%%
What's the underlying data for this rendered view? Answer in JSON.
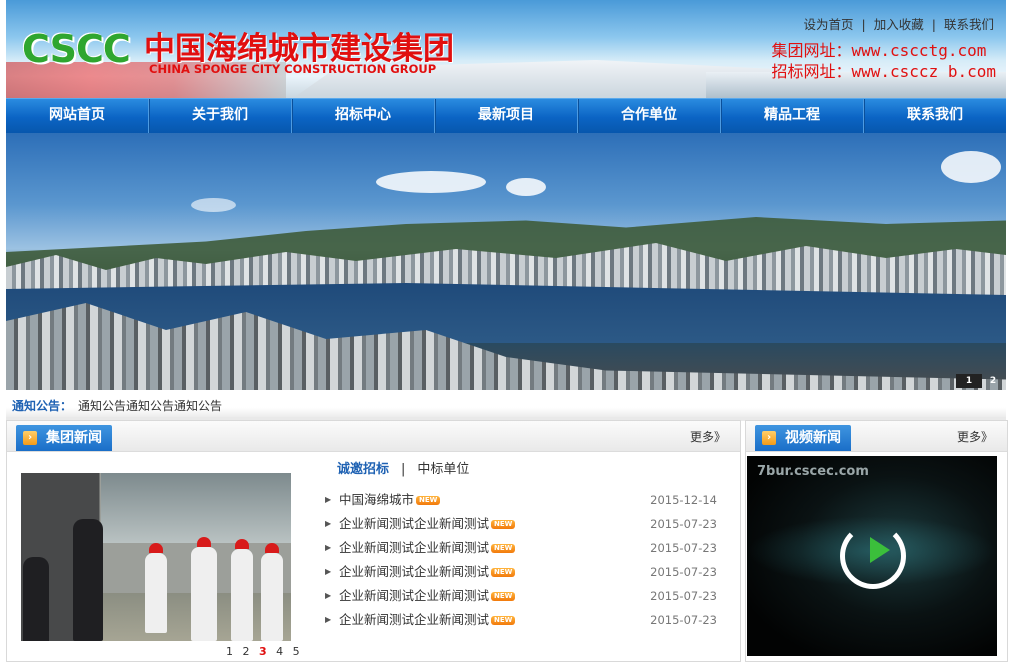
{
  "header": {
    "logo_abbr": "CSCC",
    "logo_cn": "中国海绵城市建设集团",
    "logo_en": "CHINA SPONGE CITY CONSTRUCTION GROUP",
    "top_links": [
      "设为首页",
      "加入收藏",
      "联系我们"
    ],
    "site_line_1": "集团网址：www.cscctg.com",
    "site_line_2": "招标网址：www.csccz b.com"
  },
  "nav": [
    "网站首页",
    "关于我们",
    "招标中心",
    "最新项目",
    "合作单位",
    "精品工程",
    "联系我们"
  ],
  "banner": {
    "pages": [
      "1",
      "2"
    ],
    "active_page": "1"
  },
  "notice": {
    "label": "通知公告：",
    "text": "通知公告通知公告通知公告"
  },
  "news": {
    "title": "集团新闻",
    "more": "更多》",
    "photo_pages": {
      "before": "1 2 ",
      "active": "3",
      "after": " 4 5"
    },
    "subtabs": {
      "active": "诚邀招标",
      "sep": "|",
      "other": "中标单位"
    },
    "new_badge": "NEW",
    "items": [
      {
        "title": "中国海绵城市",
        "date": "2015-12-14"
      },
      {
        "title": "企业新闻测试企业新闻测试",
        "date": "2015-07-23"
      },
      {
        "title": "企业新闻测试企业新闻测试",
        "date": "2015-07-23"
      },
      {
        "title": "企业新闻测试企业新闻测试",
        "date": "2015-07-23"
      },
      {
        "title": "企业新闻测试企业新闻测试",
        "date": "2015-07-23"
      },
      {
        "title": "企业新闻测试企业新闻测试",
        "date": "2015-07-23"
      }
    ]
  },
  "video": {
    "title": "视频新闻",
    "more": "更多》",
    "watermark": "7bur.cscec.com"
  },
  "colors": {
    "nav_blue": "#0b64c4",
    "accent_red": "#e10f0f",
    "logo_green": "#2fa62f",
    "link_blue": "#1f62b3"
  }
}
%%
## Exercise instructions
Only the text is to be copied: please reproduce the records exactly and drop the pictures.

## Output
What's the underlying data for this rendered view? Answer in JSON.
{
  "header": {
    "logo_abbr": "CSCC",
    "logo_cn": "中国海绵城市建设集团",
    "logo_en": "CHINA SPONGE CITY CONSTRUCTION GROUP",
    "top_links": [
      "设为首页",
      "加入收藏",
      "联系我们"
    ],
    "site_line_1": "集团网址：www.cscctg.com",
    "site_line_2": "招标网址：www.csccz b.com"
  },
  "nav": [
    "网站首页",
    "关于我们",
    "招标中心",
    "最新项目",
    "合作单位",
    "精品工程",
    "联系我们"
  ],
  "banner": {
    "pages": [
      "1",
      "2"
    ],
    "active_page": "1"
  },
  "notice": {
    "label": "通知公告：",
    "text": "通知公告通知公告通知公告"
  },
  "news": {
    "title": "集团新闻",
    "more": "更多》",
    "photo_pages": {
      "before": "1 2 ",
      "active": "3",
      "after": " 4 5"
    },
    "subtabs": {
      "active": "诚邀招标",
      "sep": "|",
      "other": "中标单位"
    },
    "new_badge": "NEW",
    "items": [
      {
        "title": "中国海绵城市",
        "date": "2015-12-14"
      },
      {
        "title": "企业新闻测试企业新闻测试",
        "date": "2015-07-23"
      },
      {
        "title": "企业新闻测试企业新闻测试",
        "date": "2015-07-23"
      },
      {
        "title": "企业新闻测试企业新闻测试",
        "date": "2015-07-23"
      },
      {
        "title": "企业新闻测试企业新闻测试",
        "date": "2015-07-23"
      },
      {
        "title": "企业新闻测试企业新闻测试",
        "date": "2015-07-23"
      }
    ]
  },
  "video": {
    "title": "视频新闻",
    "more": "更多》",
    "watermark": "7bur.cscec.com"
  },
  "colors": {
    "nav_blue": "#0b64c4",
    "accent_red": "#e10f0f",
    "logo_green": "#2fa62f",
    "link_blue": "#1f62b3"
  }
}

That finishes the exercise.